ACTIVITY: The answer should be each line of the records that contains the word "certificat"; please copy them all.
-*-
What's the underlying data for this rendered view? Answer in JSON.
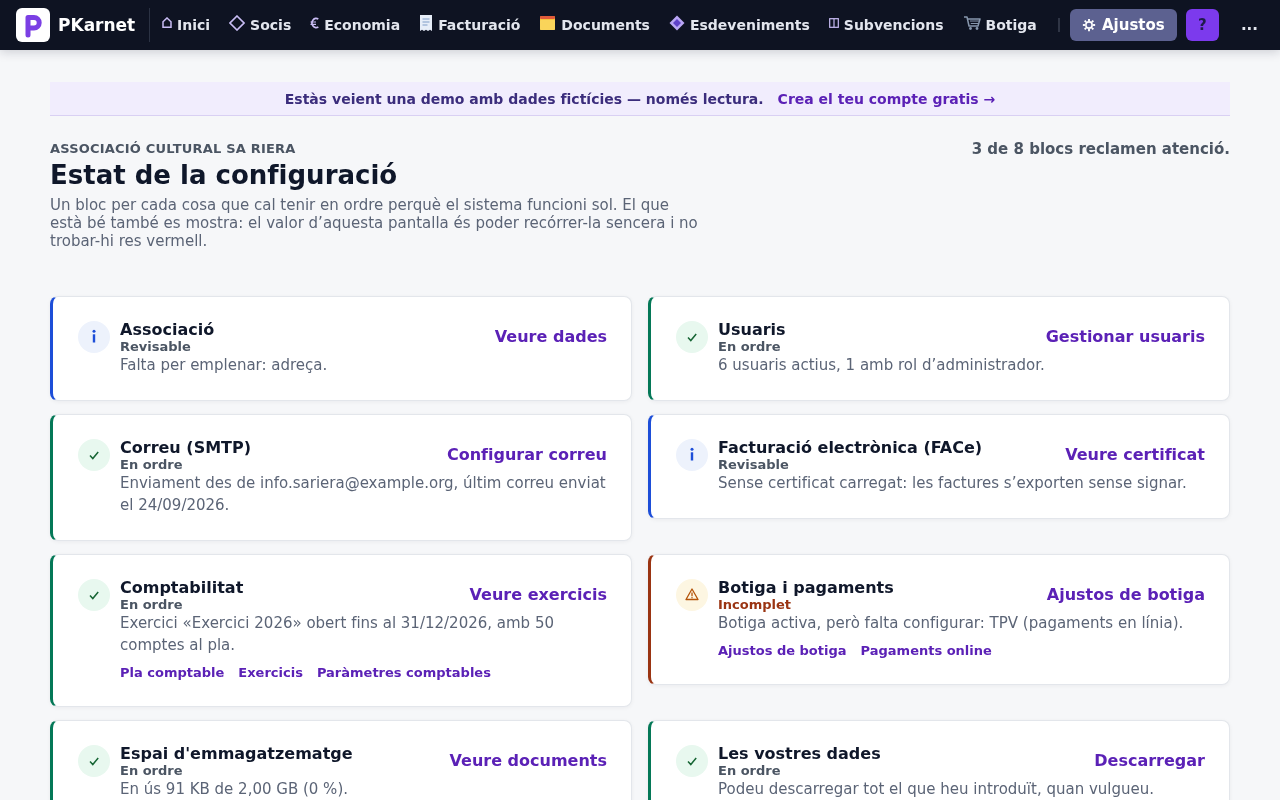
{
  "nav": {
    "brand": "PKarnet",
    "items": [
      {
        "label": "Inici",
        "selected": false
      },
      {
        "label": "Socis",
        "selected": false
      },
      {
        "label": "Economia",
        "selected": false
      },
      {
        "label": "Facturació",
        "selected": false
      },
      {
        "label": "Documents",
        "selected": false
      },
      {
        "label": "Esdeveniments",
        "selected": false
      },
      {
        "label": "Subvencions",
        "selected": false
      },
      {
        "label": "Botiga",
        "selected": false
      }
    ],
    "settings": {
      "label": "Ajustos",
      "selected": true
    },
    "help": "?",
    "more": "..."
  },
  "banner": {
    "text": "Estàs veient una demo amb dades fictícies — només lectura.",
    "link": "Crea el teu compte gratis →"
  },
  "header": {
    "eyebrow": "ASSOCIACIÓ CULTURAL SA RIERA",
    "title": "Estat de la configuració",
    "description": "Un bloc per cada cosa que cal tenir en ordre perquè el sistema funcioni sol. El que està bé també es mostra: el valor d’aquesta pantalla és poder recórrer-la sencera i no trobar-hi res vermell.",
    "summary": "3 de 8 blocs reclamen atenció."
  },
  "cards": [
    {
      "kind": "info",
      "title": "Associació",
      "status": "Revisable",
      "description": "Falta per emplenar: adreça.",
      "action": "Veure dades"
    },
    {
      "kind": "ok",
      "title": "Usuaris",
      "status": "En ordre",
      "description": "6 usuaris actius, 1 amb rol d’administrador.",
      "action": "Gestionar usuaris"
    },
    {
      "kind": "ok",
      "title": "Correu (SMTP)",
      "status": "En ordre",
      "description": "Enviament des de info.sariera@example.org, últim correu enviat el 24/09/2026.",
      "action": "Configurar correu"
    },
    {
      "kind": "info",
      "title": "Facturació electrònica (FACe)",
      "status": "Revisable",
      "description": "Sense certificat carregat: les factures s’exporten sense signar.",
      "action": "Veure certificat"
    },
    {
      "kind": "ok",
      "title": "Comptabilitat",
      "status": "En ordre",
      "description": "Exercici «Exercici 2026» obert fins al 31/12/2026, amb 50 comptes al pla.",
      "action": "Veure exercicis",
      "links": [
        "Pla comptable",
        "Exercicis",
        "Paràmetres comptables"
      ]
    },
    {
      "kind": "warning",
      "title": "Botiga i pagaments",
      "status": "Incomplet",
      "description": "Botiga activa, però falta configurar: TPV (pagaments en línia).",
      "action": "Ajustos de botiga",
      "links": [
        "Ajustos de botiga",
        "Pagaments online"
      ]
    },
    {
      "kind": "ok",
      "title": "Espai d'emmagatzematge",
      "status": "En ordre",
      "description": "En ús 91 KB de 2,00 GB (0 %).",
      "action": "Veure documents"
    },
    {
      "kind": "ok",
      "title": "Les vostres dades",
      "status": "En ordre",
      "description": "Podeu descarregar tot el que heu introduït, quan vulgueu.",
      "action": "Descarregar"
    }
  ]
}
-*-
ANSWER SECTION:
      "description": "Sense certificat carregat: les factures s’exporten sense signar.",
      "action": "Veure certificat"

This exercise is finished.